This Great Blue Heron was carved from a piece of white pine.  There is a lily pad with a flower and a frog between the bird’s feet.  The dragonfly is an ad-on of birch and mahogany.   Eastern white Pine is a more durable and weather resistant pine, favored by chainsaw artists.  It is a softwood and carves quickly.  All pines tend to “check” because of their high moisture content.  Chainsaw sculpture is done in “green” wood.  It is almost impossible to dry a log.. to remove its cellular moisture the wood before carving it.  It takes about a year per inch of thickness to air-dry a board to 15% moisture, which is considered “stable”, and a log is generally too thick to set aside for the necessary time.   Because of this all chainsaw type carvings, if they are done in “wild wood”, will check or split as they slowly dry out.  This is because as the water that is in the cells (wood is about 85% water when it is alive) slowly evaporates, and the then hollow cells begin to shrink.  This cellular shrinkage creates tensions that must be released as the dimension of the wood grows smaller  (a log is a closed circle), so in softwoods this usually means there will be one or two large splits, and in most hardwoods there will be a number of smaller checks and cracks throughout the whole carving.  In most cases this checking does not overly affect the appearance of a sculpture and it usually adds “character” to the piece.  In some situations a severe crack needs to have a piece of wood inserted and then recarved as a repair.   There are steps that we can take which can sometimes help to minimize these natural processes.  Any carver with integrity guarantees his work for life and will always work with a client to deal with such issues.

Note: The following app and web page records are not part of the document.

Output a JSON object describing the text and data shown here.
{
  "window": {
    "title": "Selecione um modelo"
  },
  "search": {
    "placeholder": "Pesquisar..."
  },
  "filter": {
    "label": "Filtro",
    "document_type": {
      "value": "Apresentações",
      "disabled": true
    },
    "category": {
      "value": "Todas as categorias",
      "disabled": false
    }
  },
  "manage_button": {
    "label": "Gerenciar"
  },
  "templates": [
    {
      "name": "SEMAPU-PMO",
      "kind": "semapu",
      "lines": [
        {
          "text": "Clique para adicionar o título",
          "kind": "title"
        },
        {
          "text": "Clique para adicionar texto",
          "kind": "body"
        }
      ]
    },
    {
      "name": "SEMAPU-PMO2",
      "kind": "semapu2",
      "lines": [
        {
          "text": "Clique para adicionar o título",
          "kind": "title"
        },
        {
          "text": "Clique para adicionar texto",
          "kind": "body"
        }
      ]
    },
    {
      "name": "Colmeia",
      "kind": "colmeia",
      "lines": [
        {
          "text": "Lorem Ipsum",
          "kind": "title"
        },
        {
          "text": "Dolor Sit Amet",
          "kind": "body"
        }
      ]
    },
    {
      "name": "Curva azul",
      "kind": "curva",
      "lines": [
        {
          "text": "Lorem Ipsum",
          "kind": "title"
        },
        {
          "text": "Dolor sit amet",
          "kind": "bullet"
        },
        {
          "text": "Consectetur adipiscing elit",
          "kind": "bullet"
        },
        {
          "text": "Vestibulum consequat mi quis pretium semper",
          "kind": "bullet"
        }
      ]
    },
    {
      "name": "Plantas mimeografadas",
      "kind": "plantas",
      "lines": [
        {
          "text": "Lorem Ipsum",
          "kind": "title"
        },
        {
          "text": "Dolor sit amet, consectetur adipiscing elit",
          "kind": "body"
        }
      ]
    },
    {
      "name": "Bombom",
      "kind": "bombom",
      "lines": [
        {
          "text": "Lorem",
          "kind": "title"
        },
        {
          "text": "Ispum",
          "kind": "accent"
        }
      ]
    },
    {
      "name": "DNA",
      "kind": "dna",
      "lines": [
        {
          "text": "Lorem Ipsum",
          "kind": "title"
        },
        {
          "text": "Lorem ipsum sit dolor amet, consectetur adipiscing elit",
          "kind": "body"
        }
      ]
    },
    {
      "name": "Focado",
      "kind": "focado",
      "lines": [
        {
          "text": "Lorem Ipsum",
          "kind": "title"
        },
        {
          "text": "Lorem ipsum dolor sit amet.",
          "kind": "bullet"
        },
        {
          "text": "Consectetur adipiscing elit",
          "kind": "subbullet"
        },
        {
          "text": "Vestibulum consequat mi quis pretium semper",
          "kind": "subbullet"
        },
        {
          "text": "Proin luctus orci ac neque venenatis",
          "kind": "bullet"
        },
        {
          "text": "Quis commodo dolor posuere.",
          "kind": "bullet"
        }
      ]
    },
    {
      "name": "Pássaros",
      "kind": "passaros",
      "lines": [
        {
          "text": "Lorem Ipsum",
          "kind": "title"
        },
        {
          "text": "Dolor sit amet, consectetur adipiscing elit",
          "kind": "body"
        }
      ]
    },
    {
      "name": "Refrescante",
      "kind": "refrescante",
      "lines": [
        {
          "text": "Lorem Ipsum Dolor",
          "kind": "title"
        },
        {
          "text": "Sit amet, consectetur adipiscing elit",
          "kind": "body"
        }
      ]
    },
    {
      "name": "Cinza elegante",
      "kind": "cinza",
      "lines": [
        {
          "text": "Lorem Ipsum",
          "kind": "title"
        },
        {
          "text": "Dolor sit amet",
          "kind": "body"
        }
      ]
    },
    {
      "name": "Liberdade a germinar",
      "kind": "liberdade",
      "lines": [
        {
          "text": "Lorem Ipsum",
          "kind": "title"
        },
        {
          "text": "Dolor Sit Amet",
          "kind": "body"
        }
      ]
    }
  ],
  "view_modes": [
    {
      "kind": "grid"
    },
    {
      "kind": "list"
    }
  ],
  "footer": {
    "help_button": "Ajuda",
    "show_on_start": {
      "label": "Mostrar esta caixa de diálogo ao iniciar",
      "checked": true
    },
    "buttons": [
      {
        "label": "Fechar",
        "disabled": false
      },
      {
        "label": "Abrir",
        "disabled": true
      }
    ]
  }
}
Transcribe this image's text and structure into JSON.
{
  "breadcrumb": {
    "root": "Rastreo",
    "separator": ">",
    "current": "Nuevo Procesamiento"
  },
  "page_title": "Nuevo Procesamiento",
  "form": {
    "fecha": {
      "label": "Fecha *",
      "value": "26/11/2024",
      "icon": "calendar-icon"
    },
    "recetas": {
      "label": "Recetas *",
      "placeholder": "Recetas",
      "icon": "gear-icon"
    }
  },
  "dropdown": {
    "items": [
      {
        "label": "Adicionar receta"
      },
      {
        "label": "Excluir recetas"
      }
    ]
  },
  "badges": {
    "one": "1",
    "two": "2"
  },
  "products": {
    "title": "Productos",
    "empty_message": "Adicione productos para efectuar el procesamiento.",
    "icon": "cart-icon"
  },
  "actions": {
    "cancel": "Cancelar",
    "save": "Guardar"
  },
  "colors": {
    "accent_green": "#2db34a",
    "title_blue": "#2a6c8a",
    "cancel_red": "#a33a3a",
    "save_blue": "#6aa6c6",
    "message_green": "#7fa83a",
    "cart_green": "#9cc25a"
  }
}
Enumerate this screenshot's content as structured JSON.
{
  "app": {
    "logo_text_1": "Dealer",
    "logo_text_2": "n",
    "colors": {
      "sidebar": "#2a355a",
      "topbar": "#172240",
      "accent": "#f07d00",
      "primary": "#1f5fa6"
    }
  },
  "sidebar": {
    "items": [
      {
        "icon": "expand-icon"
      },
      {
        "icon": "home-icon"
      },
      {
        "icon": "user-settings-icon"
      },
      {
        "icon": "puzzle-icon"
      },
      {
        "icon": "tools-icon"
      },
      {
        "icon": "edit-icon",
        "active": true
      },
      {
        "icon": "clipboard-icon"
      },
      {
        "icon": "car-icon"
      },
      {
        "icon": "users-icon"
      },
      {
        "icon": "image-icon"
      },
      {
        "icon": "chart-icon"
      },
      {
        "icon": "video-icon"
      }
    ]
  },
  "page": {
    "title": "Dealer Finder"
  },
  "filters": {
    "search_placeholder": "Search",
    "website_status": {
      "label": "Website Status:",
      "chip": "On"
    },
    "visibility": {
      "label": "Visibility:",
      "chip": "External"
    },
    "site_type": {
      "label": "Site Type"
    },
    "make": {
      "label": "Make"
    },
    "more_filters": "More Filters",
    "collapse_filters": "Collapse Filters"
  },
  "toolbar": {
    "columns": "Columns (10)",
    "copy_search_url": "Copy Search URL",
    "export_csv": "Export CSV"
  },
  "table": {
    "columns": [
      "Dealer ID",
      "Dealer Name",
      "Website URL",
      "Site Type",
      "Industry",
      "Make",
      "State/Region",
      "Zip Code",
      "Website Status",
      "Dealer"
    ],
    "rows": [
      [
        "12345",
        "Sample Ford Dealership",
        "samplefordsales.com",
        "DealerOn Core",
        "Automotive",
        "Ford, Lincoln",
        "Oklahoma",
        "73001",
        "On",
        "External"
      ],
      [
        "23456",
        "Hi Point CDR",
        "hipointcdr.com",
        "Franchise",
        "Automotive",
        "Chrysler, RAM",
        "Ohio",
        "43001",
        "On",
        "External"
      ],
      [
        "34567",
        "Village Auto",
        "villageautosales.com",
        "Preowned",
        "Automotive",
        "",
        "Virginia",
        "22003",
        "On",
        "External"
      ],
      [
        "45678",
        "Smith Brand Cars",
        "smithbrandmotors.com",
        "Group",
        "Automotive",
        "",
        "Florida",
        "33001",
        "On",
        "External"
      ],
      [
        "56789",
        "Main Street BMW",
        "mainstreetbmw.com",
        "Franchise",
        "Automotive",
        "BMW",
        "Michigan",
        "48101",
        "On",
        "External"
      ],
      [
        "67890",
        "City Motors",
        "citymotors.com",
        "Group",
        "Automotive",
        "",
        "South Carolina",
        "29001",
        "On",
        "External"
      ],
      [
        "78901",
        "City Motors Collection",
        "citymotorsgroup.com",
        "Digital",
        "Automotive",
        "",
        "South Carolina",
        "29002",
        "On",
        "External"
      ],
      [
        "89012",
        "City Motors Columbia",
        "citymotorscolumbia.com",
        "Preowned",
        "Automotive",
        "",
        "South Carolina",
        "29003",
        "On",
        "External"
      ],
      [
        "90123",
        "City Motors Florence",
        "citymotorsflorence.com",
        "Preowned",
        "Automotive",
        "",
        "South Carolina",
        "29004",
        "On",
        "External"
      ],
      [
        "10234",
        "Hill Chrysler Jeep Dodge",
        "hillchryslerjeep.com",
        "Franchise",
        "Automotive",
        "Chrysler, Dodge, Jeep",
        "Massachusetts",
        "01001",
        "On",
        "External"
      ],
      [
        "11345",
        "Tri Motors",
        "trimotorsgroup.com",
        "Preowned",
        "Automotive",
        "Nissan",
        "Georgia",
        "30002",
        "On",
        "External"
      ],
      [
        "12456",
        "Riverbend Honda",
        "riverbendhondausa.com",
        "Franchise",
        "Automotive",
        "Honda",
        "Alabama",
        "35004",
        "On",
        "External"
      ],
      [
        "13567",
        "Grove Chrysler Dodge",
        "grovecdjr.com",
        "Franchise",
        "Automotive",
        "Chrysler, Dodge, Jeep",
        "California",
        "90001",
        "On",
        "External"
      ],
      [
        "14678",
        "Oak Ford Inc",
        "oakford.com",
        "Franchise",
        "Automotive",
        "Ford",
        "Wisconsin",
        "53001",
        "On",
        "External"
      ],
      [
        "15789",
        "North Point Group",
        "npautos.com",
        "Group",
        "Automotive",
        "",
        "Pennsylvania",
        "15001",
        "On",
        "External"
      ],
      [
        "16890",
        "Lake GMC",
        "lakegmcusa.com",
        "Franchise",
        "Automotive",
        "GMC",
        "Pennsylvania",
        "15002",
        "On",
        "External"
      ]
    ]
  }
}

This barn owl is also carved from a white pine limb.  I had a lot of chunks of pine because the highway department was clearing the power lines along the highway near where we were living and they were leaving the wood where it fell.  I got a great deal of exercise that Spring and Summer collecting carving stock.  Most chainsaw sculptors are very environmentally sensitive.  There is rarely a need to cut down a tree simply to do a carving, though in specific cases a particular tree might be the only one suitable for a special sculpture.  Trees are being felled all of the time, either by arborists or by nature, and there is always a supply of wood suitable for sculpture without cutting standing timber.   There are also standing dead trees that can be sculpted “on the stump”.   Even a living tree can be carved, as long as care is taken and the artist understands something about trees and horticulture.